Back into the Storm: A Design Engineer’s Story of Commodore Computers in the 1980s

(1 customer review)


14 in stock (can be backordered)

Exclusive: Receive your copy autographed by co-author Margaret G Morabito, Editor of RUN Magazine, exclusively for 8-Bit Classics Customers Only!

Back into the Storm: A Design Engineer’s Story of Commodore Computers in the 1980s brings you on a journey recounting the experiences of working at Commodore Business Machines from 1983 to 1986, as seen through the eyes of a young hardware engineer, Bil Herd. Herd was the lead design engineer for the TED series of home computers which included the Plus/4 and C16. He was also the lead designer for the versatile C128 that sold in the millions and was known fondly as the last of the 8-bit computers. In this book, Bil tells the inside stories that he and his extraordinary team, called “the Animals,” lived through at Commodore.

These were years when the home computer wars were at their height, technology moved ahead at a fast pace, and Commodore was at its pinnacle. The best-selling computer of all time, the Commodore C64, was in full swing and had blown past the sales numbers of its competitors, such as Apple, Tandy, Atari, and Sinclair, to name a few, in the home computer market. Commodore’s founder, Jack Tramiel, was the head of the company when Bil began working there.

This book describes with intricate detail how Herd and his team designed and built the computers that they were charged with creating for Commodore. It brings you through the design cycles of the computers that Herd headed up, categorized in the book in three stages--early, middle, and late--starting with the TED series of computers that he inherited in his first week at Commodore. The TEDs are known mostly as the Plus/4 and C16 computers, but there were other models that were designed, such as the C364 with a first-of-its-kind desktop interface that actually spoke, but which never made it into production. The TED series was followed by the Commodore C128, which was Herd and the Animals' invention from start to finish, and amazingly had an unheard of three operating systems.

This was a high pressure time, a unique time in computer history, when a handful of (mostly) young individuals could craft a computer using the resources of one of the largest computer manufacturers at the time at their disposal, and yet there were no design committees nor management oversight groups to get in the way of true progress. As corny as it sounds (and it does sound corny), they designed from their hearts and for the five-month period that it took to get a computer from paper to the Consumer Electronics Show (the Super Bowl for the computer industry), they lived, breathed, and ate everything dealing with how to get their computers done. They added features that they thought were good ideas and did their best to dodge the bad ideas from middle management that were thrust in their direction. They had that cockiness that came from knowing that they would outlive these bosses in the Commodore corporate culture, if they were successful, and providing they survived the highwire, design cycle themselves. They worked hard, they played hard.

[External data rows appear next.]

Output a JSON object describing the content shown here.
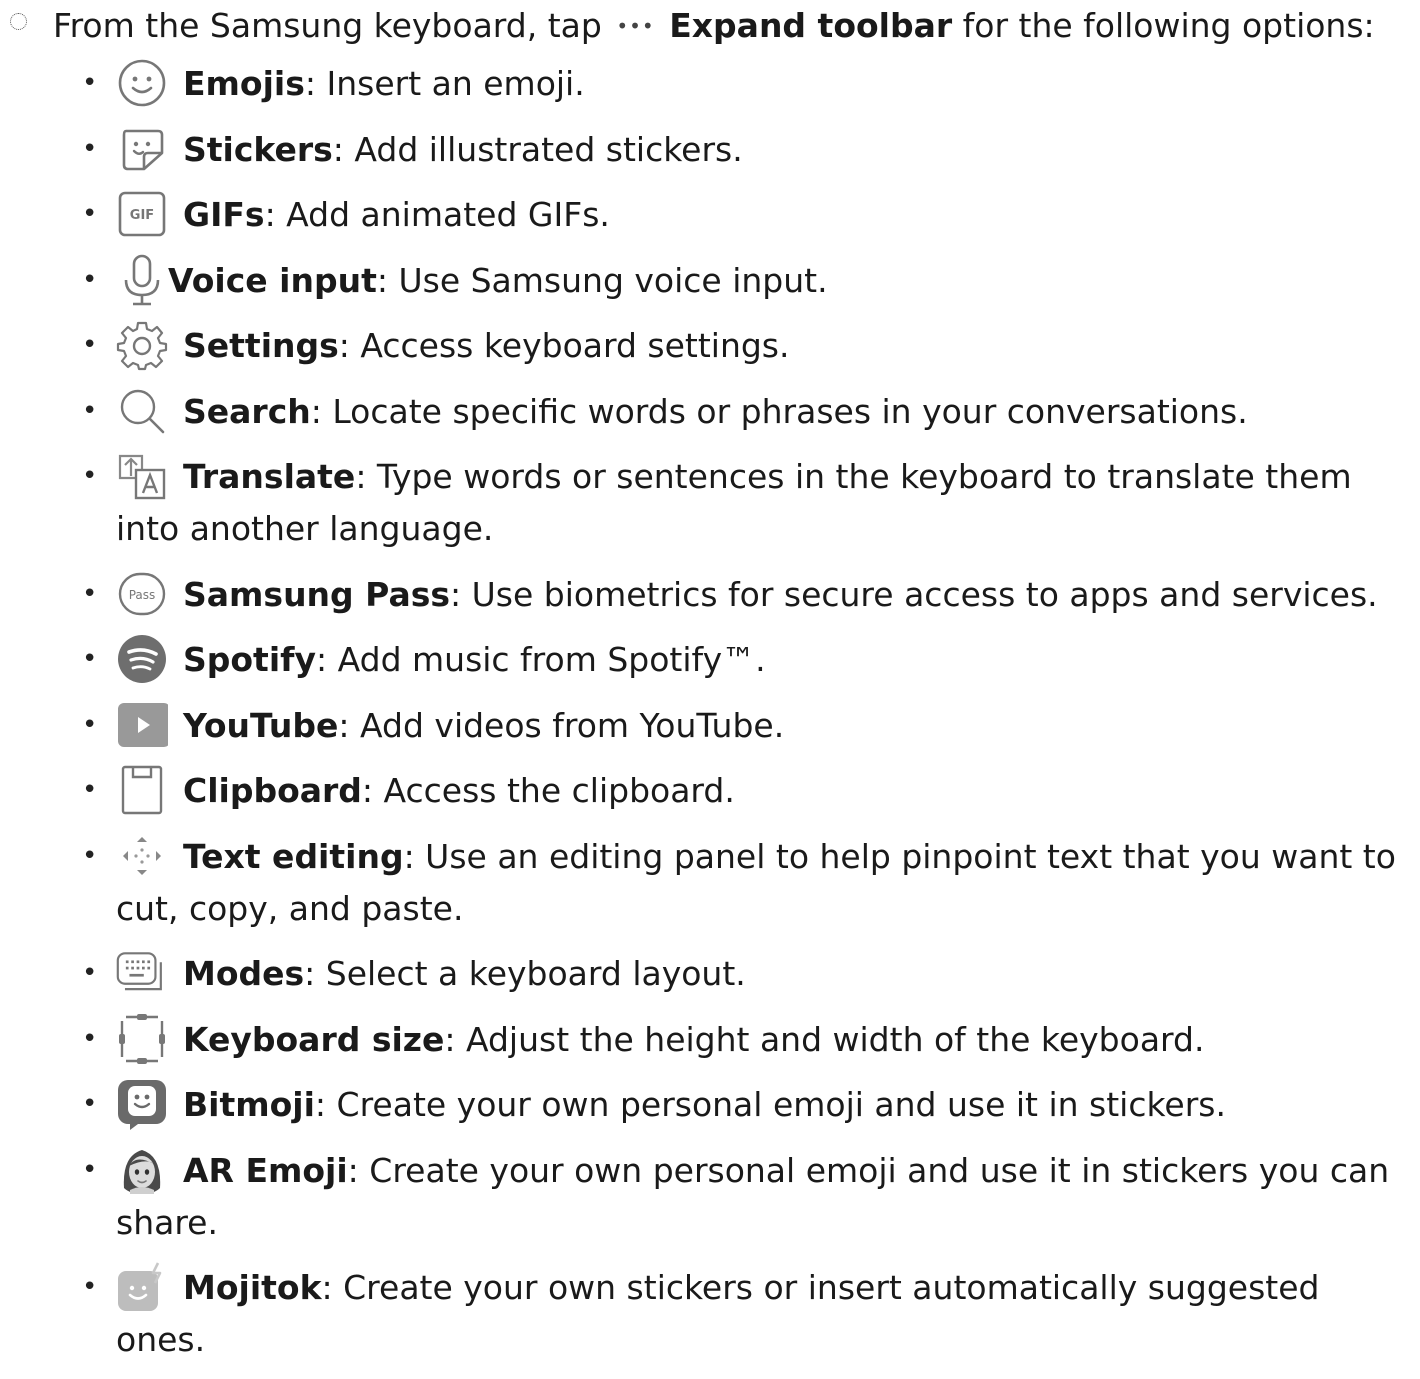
{
  "intro": {
    "prefix": "From the Samsung keyboard, tap",
    "dots": "•••",
    "bold": "Expand toolbar",
    "suffix": "for the following options:"
  },
  "items": [
    {
      "icon": "emoji-icon",
      "bold": "Emojis",
      "text": ": Insert an emoji."
    },
    {
      "icon": "sticker-icon",
      "bold": "Stickers",
      "text": ": Add illustrated stickers."
    },
    {
      "icon": "gif-icon",
      "bold": "GIFs",
      "text": ": Add animated GIFs."
    },
    {
      "icon": "microphone-icon",
      "bold": "Voice input",
      "text": ": Use Samsung voice input."
    },
    {
      "icon": "gear-icon",
      "bold": "Settings",
      "text": ": Access keyboard settings."
    },
    {
      "icon": "search-icon",
      "bold": "Search",
      "text": ": Locate specific words or phrases in your conversations."
    },
    {
      "icon": "translate-icon",
      "bold": "Translate",
      "text": ": Type words or sentences in the keyboard to translate them into another language."
    },
    {
      "icon": "samsung-pass-icon",
      "bold": "Samsung Pass",
      "text": ": Use biometrics for secure access to apps and services."
    },
    {
      "icon": "spotify-icon",
      "bold": "Spotify",
      "text": ": Add music from Spotify™."
    },
    {
      "icon": "youtube-icon",
      "bold": "YouTube",
      "text": ": Add videos from YouTube."
    },
    {
      "icon": "clipboard-icon",
      "bold": "Clipboard",
      "text": ": Access the clipboard."
    },
    {
      "icon": "text-editing-icon",
      "bold": "Text editing",
      "text": ": Use an editing panel to help pinpoint text that you want to cut, copy, and paste."
    },
    {
      "icon": "keyboard-modes-icon",
      "bold": "Modes",
      "text": ": Select a keyboard layout."
    },
    {
      "icon": "keyboard-size-icon",
      "bold": "Keyboard size",
      "text": ": Adjust the height and width of the keyboard."
    },
    {
      "icon": "bitmoji-icon",
      "bold": "Bitmoji",
      "text": ": Create your own personal emoji and use it in stickers."
    },
    {
      "icon": "ar-emoji-icon",
      "bold": "AR Emoji",
      "text": ": Create your own personal emoji and use it in stickers you can share."
    },
    {
      "icon": "mojitok-icon",
      "bold": "Mojitok",
      "text": ": Create your own stickers or insert automatically suggested ones."
    }
  ],
  "bullet": "•",
  "icon_labels": {
    "gif": "GIF",
    "pass": "Pass"
  }
}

Come for an insider's ride with Bil Herd and the Animals in this fun adventure!

Product Details:

  • Authors: Margaret G Morabito & Bill Herd
  • Paperback
  • Language: English
  • 302 pages
  • Release date: July 28, 2021
  • ISBN-10: 8534584950
  • ISBN-13: 979-8534584950

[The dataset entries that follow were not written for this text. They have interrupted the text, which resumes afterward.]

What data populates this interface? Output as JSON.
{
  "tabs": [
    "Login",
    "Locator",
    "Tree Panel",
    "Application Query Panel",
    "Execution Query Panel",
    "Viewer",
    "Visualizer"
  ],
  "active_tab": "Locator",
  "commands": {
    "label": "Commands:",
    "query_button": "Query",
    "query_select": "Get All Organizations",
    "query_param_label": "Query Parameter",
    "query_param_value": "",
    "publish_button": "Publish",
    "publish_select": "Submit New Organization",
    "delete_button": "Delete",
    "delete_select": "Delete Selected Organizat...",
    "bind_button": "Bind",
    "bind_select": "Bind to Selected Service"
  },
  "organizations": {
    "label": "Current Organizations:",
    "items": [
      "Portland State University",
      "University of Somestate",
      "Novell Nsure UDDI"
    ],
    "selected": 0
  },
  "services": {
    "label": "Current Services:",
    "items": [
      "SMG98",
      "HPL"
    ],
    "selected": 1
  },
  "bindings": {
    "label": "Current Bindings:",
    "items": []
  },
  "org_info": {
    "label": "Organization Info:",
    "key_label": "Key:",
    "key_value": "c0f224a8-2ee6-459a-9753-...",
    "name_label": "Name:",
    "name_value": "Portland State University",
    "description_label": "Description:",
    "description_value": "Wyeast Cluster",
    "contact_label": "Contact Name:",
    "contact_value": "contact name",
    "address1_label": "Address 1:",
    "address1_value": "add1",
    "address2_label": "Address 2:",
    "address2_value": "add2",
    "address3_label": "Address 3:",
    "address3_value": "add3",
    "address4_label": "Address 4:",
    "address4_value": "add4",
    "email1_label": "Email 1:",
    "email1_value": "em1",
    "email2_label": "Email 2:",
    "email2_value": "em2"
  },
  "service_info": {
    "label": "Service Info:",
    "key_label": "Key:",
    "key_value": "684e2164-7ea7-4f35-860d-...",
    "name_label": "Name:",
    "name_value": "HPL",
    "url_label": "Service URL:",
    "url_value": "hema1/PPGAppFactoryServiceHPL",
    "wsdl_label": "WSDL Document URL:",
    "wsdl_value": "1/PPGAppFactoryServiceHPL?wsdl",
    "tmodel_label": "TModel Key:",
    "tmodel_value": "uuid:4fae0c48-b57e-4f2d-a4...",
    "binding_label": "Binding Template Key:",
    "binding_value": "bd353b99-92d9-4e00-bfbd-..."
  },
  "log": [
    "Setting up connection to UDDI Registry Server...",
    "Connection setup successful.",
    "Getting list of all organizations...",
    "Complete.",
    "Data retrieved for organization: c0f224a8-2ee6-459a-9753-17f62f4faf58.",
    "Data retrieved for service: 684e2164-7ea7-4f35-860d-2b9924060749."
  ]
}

Additional information

Weight19 oz
Dimensions6 × 1 × 9 in

Share your thoughts!

5 out of 5 stars

1 review

Let us know what you think...

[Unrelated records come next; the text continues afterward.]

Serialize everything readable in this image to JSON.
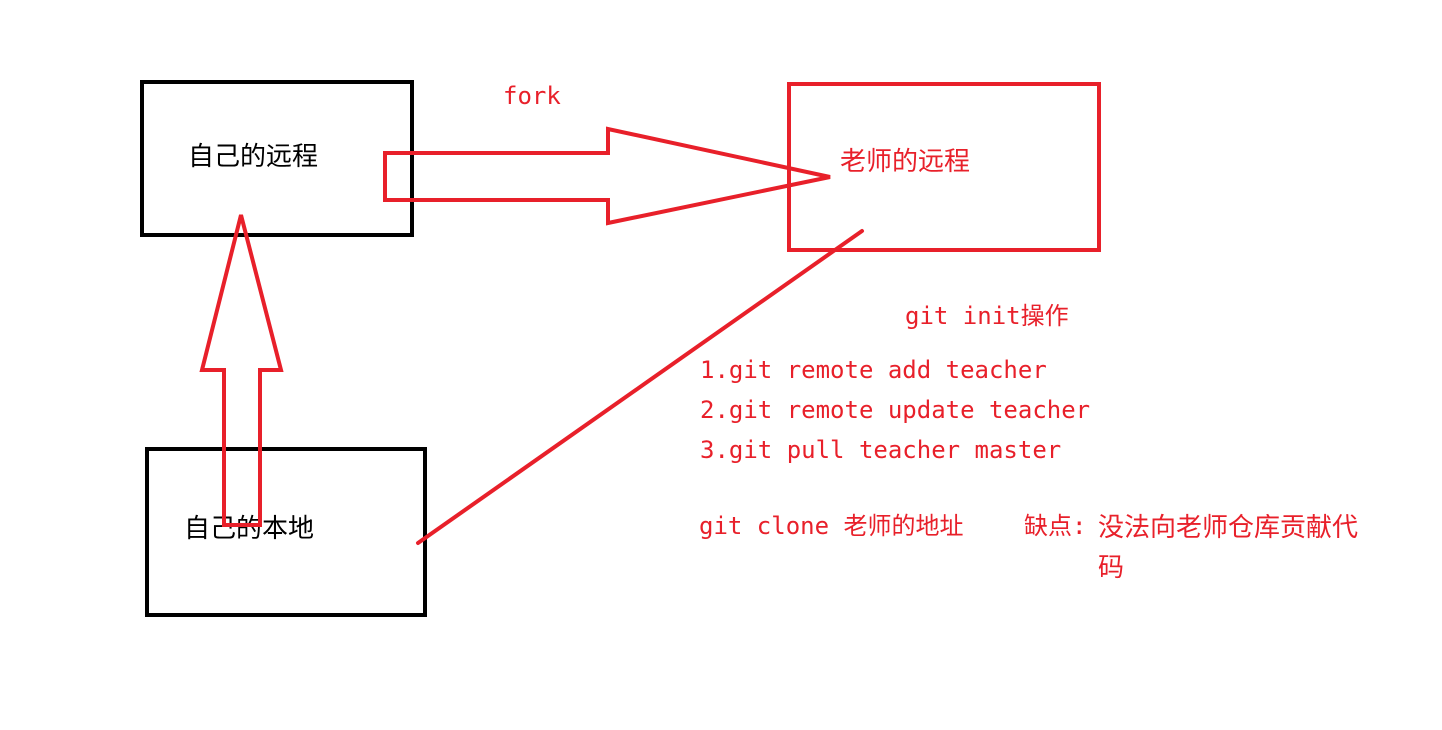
{
  "colors": {
    "red": "#e8202a",
    "black": "#000000",
    "background": "#ffffff"
  },
  "boxes": {
    "own_remote": "自己的远程",
    "teacher_remote": "老师的远程",
    "own_local": "自己的本地"
  },
  "fork_label": "fork",
  "notes": {
    "heading": "git init操作",
    "steps": [
      "1.git remote add teacher",
      "2.git remote update teacher",
      "3.git pull teacher master"
    ],
    "clone_line": "git clone 老师的地址",
    "drawback_label": "缺点:",
    "drawback_line1": "没法向老师仓库贡献代",
    "drawback_line2": "码"
  }
}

What others are saying

  1. Joseph Moorman

    Excellent storytelling

    Joseph Moorman (verified owner)

    The humorous stories and characters are dense in this book. If you like Herd’s videos, the writing style in his book is absolutely just as charming but flows with additional detail which is only possible in print. It’s exhilarating to go through the close calls and MacGyver hack jobs they did in those days to get things working. Totally worth a read for every 8-bit geek.

    (0) (0)

    Something wrong with this post? Thanks for letting us know. If you can point us in the right direction...


Continue as a Guest